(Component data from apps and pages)
<<<<

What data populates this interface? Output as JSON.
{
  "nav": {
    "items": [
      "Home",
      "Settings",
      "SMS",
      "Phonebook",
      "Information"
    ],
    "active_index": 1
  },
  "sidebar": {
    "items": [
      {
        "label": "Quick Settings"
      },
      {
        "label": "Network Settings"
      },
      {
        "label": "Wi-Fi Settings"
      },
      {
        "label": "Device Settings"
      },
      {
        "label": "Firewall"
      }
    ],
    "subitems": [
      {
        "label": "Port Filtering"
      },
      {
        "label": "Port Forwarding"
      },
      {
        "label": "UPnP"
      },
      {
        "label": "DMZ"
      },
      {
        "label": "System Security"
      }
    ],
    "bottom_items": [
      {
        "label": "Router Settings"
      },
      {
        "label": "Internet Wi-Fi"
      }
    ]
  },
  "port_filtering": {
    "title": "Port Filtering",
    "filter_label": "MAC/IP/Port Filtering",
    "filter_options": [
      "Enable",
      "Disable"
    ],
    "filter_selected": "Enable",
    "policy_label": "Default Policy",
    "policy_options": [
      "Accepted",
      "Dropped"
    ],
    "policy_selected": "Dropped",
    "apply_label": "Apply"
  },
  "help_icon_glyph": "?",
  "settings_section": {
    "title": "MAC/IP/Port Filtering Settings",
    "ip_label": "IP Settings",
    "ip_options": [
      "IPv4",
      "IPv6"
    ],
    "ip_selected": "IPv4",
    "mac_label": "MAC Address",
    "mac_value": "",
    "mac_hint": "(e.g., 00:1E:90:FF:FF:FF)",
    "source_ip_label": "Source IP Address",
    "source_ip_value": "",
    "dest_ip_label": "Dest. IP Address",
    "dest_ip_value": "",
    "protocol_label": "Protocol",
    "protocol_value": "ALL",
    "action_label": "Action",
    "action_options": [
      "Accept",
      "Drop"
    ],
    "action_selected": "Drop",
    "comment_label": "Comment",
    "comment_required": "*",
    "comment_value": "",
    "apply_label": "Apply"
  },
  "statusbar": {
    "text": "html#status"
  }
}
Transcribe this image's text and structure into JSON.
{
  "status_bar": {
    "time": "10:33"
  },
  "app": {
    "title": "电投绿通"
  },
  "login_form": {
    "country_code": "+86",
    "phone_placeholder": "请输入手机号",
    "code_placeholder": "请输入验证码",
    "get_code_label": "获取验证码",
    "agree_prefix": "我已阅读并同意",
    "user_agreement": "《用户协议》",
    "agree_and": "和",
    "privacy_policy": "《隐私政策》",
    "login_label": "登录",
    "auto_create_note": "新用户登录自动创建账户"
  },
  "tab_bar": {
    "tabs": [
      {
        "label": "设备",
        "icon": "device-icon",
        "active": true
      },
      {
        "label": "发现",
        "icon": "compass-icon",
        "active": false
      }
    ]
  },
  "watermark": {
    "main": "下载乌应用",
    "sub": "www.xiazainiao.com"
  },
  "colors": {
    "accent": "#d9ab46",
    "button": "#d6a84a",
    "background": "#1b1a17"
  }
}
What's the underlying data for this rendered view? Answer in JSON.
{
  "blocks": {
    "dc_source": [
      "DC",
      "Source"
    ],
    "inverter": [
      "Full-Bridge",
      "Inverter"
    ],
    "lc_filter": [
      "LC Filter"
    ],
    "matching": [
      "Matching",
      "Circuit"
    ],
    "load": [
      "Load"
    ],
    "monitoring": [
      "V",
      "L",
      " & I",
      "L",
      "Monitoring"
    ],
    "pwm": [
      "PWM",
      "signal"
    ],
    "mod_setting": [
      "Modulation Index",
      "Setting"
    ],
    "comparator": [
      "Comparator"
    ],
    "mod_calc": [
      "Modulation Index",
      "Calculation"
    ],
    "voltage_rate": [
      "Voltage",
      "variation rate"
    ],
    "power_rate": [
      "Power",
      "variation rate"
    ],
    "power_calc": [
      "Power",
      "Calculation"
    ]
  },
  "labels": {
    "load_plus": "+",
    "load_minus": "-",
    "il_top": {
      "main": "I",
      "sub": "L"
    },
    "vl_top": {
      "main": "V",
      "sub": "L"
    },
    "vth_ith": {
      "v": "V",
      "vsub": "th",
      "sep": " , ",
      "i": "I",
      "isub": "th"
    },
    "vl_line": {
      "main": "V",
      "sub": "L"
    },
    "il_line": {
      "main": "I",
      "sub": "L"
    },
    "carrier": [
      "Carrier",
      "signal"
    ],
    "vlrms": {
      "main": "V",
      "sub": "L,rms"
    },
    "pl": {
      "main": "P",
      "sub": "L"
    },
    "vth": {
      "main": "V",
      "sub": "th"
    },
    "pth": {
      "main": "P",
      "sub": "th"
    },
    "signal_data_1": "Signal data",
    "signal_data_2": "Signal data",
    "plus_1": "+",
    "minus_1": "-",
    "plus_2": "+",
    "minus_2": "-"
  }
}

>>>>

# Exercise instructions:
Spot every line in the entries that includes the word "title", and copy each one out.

# Reply:
    "title": "Port Filtering",
    "title": "MAC/IP/Port Filtering Settings",
    "title": "电投绿通"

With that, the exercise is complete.